Leeds Discovery Centre is where we store our 1.3 million objects when they aren’t on display.
On a recent search of the store, I spotted a small silvered glass mug with ‘Remember me’ etched on it. It sat unassuming, tucked mid-shelf behind more conspicuous glass and ceramic pieces. I laughed at its audacity and guessed at who or what had wished to be remembered so emphatically – and to whom? It seemed a pretty direct thing to ask of someone, at once implying both love and its feared inevitable loss. But I liked its nerve…
The Remember Me mug is a keepsake, a physical token of affection dating from c.1900, given so that the recipient would do just that, remember the donor. The silver glass effect, often referred to as mercury glass, is achieved by coating the inside of a mould-blown double walled glass structure with a silver substance (typically a silver nitrate base mixed with glucose) via a small cavity before being sealed. The mercury reference comes from the use of it in the production of mirrors or looking glasses which displayed a similar effect to that of the mirrored tableware.
This silvered glass technique was developed in the mid 19th century and was popular until the 1930s when production dropped off in response to a dwindling market. Trends in our material culture often repeat and silvered glass has become popular again in recent years with newer items being easy to identify by their single wall structure. Typically low-cost then and now, they were referred to as poor man’s silver, or in Germany as Bauernsilber (farmer or peasants silver).
Keepsakes and souvenirs took many forms from glassware, jewellery and perhaps most prolifically from the mid 19th century through to the late 1930’s, the W.H. Goss trade in miniature white glazed porcelain models (pianos, replica Greek and Roman urns, local landmarks, English cottages, busts of Kings and Queens) carrying the coat of arms of the places where they were sold as mementos.
Just like the glass mug, these objects were acquired for the memory and sentiment associated with them. Simon Knell in ‘The Intangibility of Things’ says that all objects are in fact two objects:
- the tangible object in our museum collections that we can see and hold and think is real but in fact has no real meaning but for that which we project on it
- the intangible object existing in our recollections, the product of our cultural interpretations, everything that we know based on what has gone before
Souvenirs in particular help illustrate this distinction. They are the embodiment of a memory that we really do wish to retain.
People aside, that little beaker seemed now the only remnant of the place or affection it once cupped. It called out a little to be remembered for just being itself, tangible and still hanging in there despite its material fragility amidst 1.3 million objects in an artefact store in Leeds. I wondered if it would regard a spot on a shelf of a museum store to be a good resting place when all was said and done?
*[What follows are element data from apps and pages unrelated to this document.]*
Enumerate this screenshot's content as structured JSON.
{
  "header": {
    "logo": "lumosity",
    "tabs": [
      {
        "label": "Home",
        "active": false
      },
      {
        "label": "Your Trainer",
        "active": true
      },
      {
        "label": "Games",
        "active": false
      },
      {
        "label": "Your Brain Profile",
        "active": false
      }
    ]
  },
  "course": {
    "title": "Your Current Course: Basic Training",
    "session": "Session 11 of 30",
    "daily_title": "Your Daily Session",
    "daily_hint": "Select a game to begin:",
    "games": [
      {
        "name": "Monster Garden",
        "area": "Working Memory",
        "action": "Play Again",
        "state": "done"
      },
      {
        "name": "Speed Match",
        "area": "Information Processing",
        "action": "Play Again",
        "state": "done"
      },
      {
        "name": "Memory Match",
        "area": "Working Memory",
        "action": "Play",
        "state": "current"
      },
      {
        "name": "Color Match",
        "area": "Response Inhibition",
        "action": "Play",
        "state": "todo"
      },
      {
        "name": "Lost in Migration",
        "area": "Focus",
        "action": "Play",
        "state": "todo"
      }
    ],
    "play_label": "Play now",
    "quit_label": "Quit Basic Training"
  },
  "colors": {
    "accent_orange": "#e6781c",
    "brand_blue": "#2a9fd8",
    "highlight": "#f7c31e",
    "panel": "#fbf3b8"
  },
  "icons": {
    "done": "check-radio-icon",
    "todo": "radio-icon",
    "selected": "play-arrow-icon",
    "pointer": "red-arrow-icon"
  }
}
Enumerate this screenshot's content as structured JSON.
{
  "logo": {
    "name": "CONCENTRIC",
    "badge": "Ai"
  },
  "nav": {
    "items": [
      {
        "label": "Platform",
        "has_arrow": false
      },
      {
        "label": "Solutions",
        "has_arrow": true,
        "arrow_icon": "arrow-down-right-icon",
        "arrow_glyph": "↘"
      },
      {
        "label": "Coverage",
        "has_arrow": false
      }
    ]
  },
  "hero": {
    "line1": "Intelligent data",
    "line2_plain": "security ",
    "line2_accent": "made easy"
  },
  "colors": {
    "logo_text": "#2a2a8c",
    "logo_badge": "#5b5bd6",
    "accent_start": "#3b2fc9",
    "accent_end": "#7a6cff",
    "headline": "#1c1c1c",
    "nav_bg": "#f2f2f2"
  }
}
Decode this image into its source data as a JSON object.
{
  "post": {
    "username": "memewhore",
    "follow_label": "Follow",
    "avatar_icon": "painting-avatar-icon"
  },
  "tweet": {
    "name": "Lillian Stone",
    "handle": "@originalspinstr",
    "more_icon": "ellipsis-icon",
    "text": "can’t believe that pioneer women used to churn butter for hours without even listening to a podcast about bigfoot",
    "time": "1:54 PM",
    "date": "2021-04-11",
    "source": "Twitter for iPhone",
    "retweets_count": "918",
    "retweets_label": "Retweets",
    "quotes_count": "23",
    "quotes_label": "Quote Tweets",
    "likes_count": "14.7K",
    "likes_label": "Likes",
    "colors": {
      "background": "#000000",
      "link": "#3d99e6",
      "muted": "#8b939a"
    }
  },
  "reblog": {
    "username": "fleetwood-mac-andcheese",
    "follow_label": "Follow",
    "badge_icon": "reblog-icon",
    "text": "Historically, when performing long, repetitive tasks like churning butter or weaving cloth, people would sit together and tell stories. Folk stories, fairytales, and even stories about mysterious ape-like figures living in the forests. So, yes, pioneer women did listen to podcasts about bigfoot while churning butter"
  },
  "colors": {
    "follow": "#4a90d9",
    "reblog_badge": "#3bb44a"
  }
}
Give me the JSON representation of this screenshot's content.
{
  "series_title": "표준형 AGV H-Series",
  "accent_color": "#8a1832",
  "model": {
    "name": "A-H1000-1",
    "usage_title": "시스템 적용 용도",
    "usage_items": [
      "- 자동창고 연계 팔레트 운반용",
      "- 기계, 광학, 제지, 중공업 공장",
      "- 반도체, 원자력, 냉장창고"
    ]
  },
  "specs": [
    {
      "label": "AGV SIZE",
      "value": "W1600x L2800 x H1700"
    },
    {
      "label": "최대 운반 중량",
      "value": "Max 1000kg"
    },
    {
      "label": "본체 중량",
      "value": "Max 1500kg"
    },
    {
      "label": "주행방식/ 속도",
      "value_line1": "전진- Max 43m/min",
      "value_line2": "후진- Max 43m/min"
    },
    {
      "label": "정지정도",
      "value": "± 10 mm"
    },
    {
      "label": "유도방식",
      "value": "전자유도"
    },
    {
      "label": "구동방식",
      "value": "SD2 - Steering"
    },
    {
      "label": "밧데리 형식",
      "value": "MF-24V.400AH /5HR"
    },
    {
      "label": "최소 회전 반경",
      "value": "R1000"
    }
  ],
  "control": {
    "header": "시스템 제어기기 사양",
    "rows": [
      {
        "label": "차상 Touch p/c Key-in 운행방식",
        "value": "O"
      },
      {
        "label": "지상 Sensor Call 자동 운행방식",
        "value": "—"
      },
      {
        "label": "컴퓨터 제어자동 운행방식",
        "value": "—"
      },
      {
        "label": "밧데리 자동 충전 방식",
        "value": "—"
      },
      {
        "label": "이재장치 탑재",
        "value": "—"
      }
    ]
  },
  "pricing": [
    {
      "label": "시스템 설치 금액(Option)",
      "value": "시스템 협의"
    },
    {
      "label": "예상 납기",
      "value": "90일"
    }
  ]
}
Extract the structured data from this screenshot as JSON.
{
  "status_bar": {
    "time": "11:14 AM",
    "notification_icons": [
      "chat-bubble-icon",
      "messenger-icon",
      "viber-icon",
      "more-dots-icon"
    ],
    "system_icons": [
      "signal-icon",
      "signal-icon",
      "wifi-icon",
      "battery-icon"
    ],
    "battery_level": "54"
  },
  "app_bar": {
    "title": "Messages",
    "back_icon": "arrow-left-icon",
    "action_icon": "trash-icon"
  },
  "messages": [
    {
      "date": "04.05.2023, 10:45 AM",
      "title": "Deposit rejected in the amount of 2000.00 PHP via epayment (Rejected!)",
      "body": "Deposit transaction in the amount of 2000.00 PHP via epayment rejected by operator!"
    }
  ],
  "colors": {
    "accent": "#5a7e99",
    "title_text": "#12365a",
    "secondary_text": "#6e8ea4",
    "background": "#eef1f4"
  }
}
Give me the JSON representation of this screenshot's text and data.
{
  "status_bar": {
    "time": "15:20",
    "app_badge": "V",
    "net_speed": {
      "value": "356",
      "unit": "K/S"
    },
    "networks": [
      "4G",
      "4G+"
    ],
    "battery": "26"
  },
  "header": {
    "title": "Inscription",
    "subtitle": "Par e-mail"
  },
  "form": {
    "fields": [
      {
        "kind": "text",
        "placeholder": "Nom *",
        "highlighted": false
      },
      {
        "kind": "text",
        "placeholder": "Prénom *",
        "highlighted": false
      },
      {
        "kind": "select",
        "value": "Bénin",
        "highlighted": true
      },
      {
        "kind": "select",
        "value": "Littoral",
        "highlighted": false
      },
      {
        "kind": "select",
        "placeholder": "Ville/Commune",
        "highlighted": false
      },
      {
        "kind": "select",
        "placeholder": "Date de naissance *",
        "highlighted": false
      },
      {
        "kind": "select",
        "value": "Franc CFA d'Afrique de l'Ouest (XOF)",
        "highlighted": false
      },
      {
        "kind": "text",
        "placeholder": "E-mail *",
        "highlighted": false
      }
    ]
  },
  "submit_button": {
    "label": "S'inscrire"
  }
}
If that would qualify as being remembered? I hope it appreciates this blog.
By Pamela Crowe, Volunteer Tour Guide and Blogger at Leeds Discovery Centre
Leeds Discovery Centre store tours are free, at 11am and 2pm on Thursdays. There is no need to book.
If you’d like to visit Leeds Discovery Centre outside our normal store tour hours, please contact us on 0113 378 2100 or email firstname.lastname@example.org.